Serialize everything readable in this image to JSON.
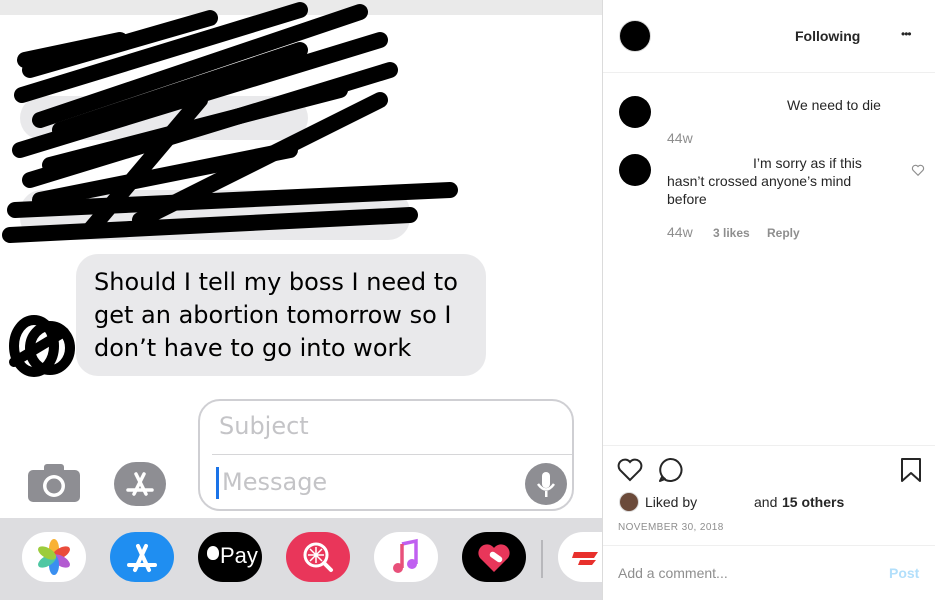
{
  "screenshot": {
    "message_text": "Should I tell my boss I need to get an abortion tomorrow so I don’t have to go into work",
    "message_lines": [
      "Should I tell my boss I need to",
      "get an abortion tomorrow so I",
      "don’t have to go into work"
    ],
    "compose_subject_placeholder": "Subject",
    "compose_message_placeholder": "Message",
    "apple_pay_label": "Pay"
  },
  "post_panel": {
    "follow_status": "Following",
    "more_glyph": "•••",
    "comments": [
      {
        "text": "We need to die",
        "age": "44w"
      },
      {
        "text_lines": [
          "I’m sorry as if this",
          "hasn’t crossed anyone’s mind",
          "before"
        ],
        "age": "44w",
        "likes": "3 likes",
        "reply_label": "Reply"
      }
    ],
    "liked_by_label": "Liked by",
    "and_label": "and",
    "others_label": "15 others",
    "date": "NOVEMBER 30, 2018",
    "comment_placeholder": "Add a comment...",
    "post_button": "Post"
  },
  "colors": {
    "link_blue": "#b2dffb",
    "bubble_gray": "#e9e9eb",
    "caret_blue": "#1a73e8"
  }
}
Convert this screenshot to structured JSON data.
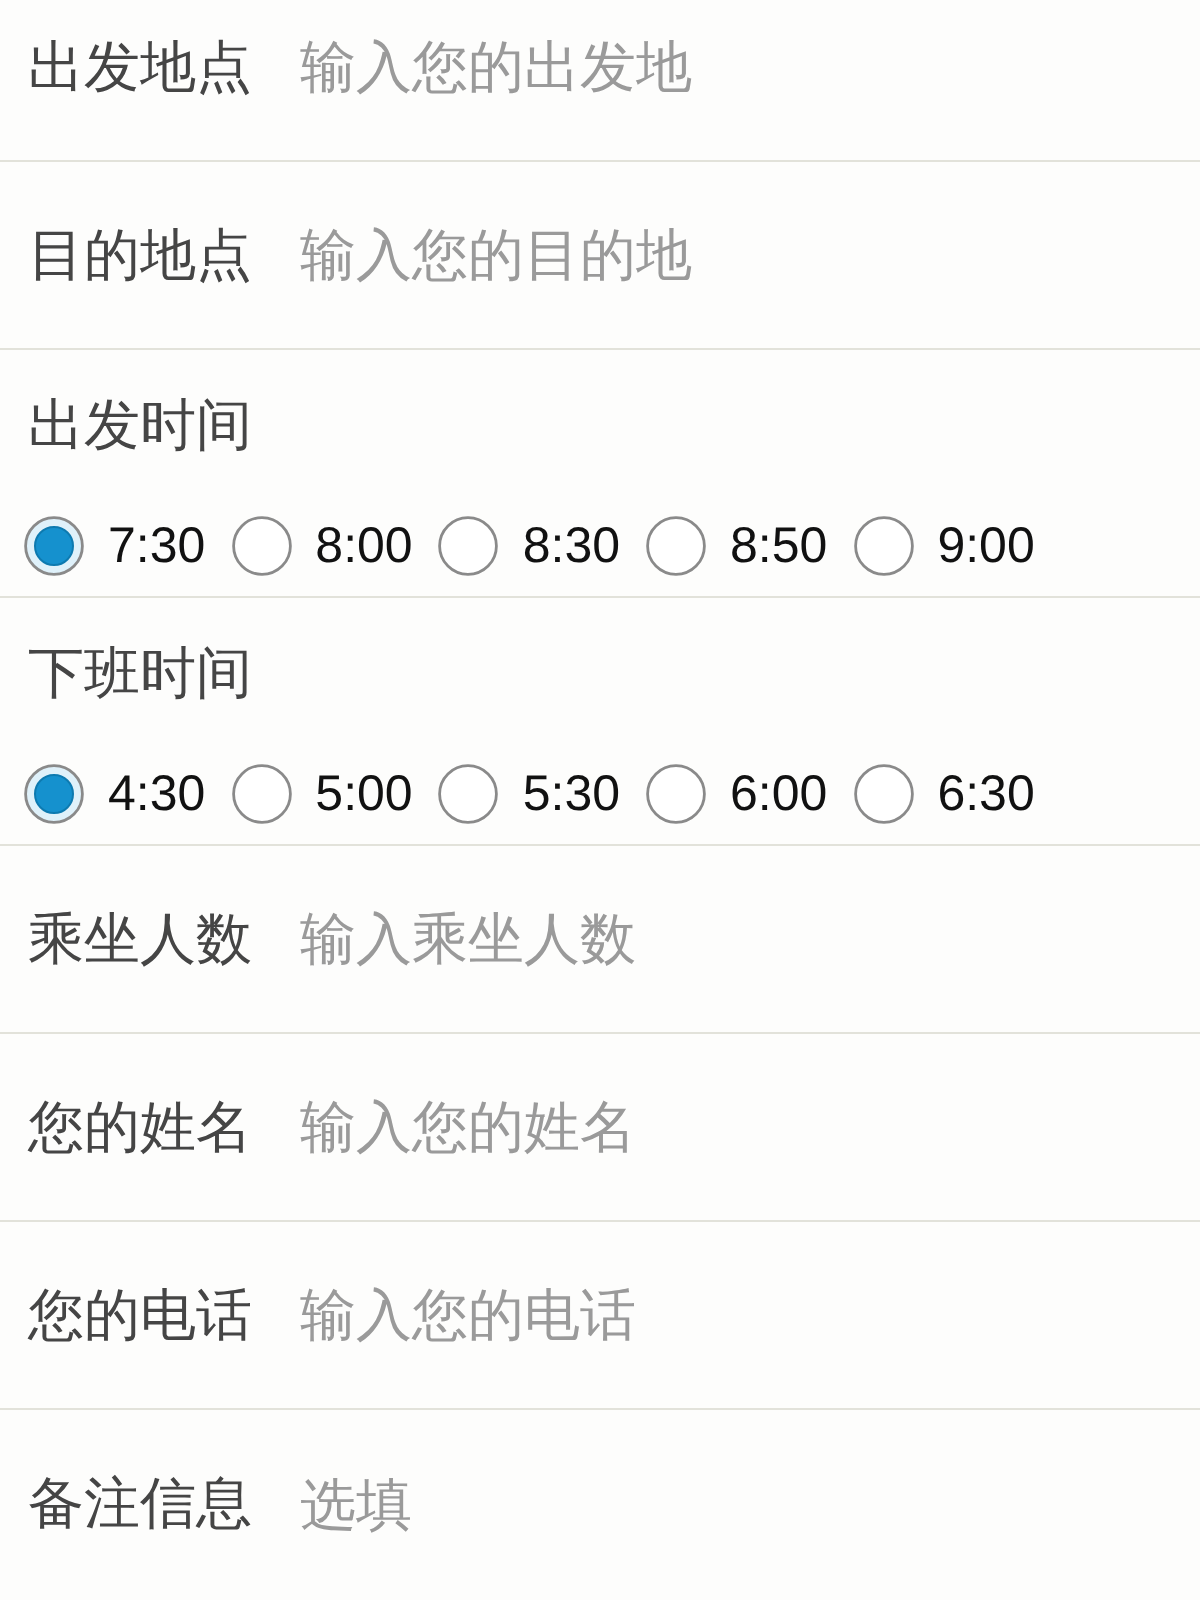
{
  "fields": [
    {
      "kind": "text",
      "label": "出发地点",
      "placeholder": "输入您的出发地"
    },
    {
      "kind": "text",
      "label": "目的地点",
      "placeholder": "输入您的目的地"
    },
    {
      "kind": "radio",
      "label": "出发时间",
      "options": [
        {
          "label": "7:30",
          "selected": true
        },
        {
          "label": "8:00",
          "selected": false
        },
        {
          "label": "8:30",
          "selected": false
        },
        {
          "label": "8:50",
          "selected": false
        },
        {
          "label": "9:00",
          "selected": false
        }
      ]
    },
    {
      "kind": "radio",
      "label": "下班时间",
      "options": [
        {
          "label": "4:30",
          "selected": true
        },
        {
          "label": "5:00",
          "selected": false
        },
        {
          "label": "5:30",
          "selected": false
        },
        {
          "label": "6:00",
          "selected": false
        },
        {
          "label": "6:30",
          "selected": false
        }
      ]
    },
    {
      "kind": "text",
      "label": "乘坐人数",
      "placeholder": "输入乘坐人数"
    },
    {
      "kind": "text",
      "label": "您的姓名",
      "placeholder": "输入您的姓名"
    },
    {
      "kind": "text",
      "label": "您的电话",
      "placeholder": "输入您的电话"
    },
    {
      "kind": "text",
      "label": "备注信息",
      "placeholder": "选填"
    }
  ]
}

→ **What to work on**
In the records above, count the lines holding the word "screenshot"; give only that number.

→ **Result below**
2